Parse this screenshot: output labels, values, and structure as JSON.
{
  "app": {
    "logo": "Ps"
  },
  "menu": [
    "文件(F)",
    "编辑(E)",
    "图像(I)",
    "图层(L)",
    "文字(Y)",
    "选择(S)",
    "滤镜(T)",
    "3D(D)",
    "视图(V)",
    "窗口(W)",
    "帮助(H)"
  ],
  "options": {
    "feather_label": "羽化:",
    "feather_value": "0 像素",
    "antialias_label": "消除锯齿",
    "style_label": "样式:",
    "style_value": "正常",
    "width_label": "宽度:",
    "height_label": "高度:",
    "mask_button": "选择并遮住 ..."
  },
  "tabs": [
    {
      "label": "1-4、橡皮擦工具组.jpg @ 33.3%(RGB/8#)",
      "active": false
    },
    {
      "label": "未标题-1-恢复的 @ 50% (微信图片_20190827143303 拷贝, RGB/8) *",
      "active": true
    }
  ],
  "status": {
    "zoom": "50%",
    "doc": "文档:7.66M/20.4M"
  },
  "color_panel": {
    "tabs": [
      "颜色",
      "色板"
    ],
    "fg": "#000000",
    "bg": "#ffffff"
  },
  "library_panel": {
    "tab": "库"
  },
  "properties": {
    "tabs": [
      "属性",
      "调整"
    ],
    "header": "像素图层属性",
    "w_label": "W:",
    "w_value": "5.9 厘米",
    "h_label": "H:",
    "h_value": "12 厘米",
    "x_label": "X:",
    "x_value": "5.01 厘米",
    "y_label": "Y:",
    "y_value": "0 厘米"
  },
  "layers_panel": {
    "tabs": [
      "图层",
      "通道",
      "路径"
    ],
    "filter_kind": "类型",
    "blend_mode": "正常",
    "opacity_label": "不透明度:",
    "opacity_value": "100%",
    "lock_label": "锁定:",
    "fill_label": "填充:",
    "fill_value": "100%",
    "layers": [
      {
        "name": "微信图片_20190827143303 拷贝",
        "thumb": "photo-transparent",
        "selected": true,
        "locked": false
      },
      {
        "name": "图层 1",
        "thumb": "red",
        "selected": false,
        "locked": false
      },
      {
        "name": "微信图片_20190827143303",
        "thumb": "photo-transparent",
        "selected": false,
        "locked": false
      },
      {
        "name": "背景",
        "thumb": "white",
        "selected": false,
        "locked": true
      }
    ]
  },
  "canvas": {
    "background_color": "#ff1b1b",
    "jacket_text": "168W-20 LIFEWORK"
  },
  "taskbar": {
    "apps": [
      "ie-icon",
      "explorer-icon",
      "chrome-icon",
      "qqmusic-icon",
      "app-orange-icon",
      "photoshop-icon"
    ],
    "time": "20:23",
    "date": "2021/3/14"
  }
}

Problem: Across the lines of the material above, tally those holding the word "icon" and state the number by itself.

Solution: 6